DATA FOR ANALYSIS: Begin

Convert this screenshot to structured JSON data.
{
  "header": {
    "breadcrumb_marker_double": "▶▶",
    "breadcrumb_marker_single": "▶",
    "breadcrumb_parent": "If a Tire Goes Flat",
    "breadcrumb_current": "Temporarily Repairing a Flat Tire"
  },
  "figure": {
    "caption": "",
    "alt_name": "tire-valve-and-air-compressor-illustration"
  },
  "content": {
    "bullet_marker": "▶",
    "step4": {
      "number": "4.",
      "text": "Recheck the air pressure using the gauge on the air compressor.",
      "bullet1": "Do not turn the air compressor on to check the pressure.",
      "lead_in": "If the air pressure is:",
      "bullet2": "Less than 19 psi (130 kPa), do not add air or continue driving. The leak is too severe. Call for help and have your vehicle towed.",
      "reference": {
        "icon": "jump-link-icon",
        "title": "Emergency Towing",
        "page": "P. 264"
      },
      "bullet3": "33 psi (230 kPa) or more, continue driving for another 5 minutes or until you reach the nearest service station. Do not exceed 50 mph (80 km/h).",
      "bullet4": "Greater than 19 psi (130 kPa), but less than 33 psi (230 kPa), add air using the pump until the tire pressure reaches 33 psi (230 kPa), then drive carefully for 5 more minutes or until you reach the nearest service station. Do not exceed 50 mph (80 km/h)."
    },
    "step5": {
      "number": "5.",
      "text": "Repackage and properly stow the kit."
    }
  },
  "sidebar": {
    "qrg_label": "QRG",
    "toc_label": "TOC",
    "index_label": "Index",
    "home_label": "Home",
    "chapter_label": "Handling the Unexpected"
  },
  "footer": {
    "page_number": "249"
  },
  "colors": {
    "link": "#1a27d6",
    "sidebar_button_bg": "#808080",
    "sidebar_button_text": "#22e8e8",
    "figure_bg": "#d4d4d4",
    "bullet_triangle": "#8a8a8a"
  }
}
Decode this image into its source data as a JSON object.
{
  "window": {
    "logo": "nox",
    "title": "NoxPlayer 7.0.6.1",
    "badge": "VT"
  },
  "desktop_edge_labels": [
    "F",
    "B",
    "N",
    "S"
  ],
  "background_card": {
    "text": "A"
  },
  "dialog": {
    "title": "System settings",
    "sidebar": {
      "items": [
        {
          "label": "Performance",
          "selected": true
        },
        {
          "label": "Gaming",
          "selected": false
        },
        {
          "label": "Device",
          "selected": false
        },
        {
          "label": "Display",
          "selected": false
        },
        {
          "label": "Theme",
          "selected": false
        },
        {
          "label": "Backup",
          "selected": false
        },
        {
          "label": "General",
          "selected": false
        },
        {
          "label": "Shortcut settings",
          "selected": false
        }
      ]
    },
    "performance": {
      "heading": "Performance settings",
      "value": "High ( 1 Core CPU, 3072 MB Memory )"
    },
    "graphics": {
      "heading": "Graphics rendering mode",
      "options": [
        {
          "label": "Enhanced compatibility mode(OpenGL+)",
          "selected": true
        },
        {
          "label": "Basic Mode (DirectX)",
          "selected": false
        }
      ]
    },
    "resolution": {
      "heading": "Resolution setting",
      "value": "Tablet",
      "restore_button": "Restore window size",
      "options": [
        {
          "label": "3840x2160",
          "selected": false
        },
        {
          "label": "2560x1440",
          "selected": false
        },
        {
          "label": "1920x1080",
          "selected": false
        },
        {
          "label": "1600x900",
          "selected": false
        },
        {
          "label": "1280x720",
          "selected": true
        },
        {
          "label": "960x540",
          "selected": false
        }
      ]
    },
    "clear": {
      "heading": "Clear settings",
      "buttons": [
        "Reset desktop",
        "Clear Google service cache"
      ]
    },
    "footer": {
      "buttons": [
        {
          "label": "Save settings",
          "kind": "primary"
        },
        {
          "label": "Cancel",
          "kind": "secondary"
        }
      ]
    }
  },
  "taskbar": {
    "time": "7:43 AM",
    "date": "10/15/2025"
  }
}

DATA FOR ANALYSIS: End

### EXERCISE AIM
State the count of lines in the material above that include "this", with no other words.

### EXERCISE OUTPUT
2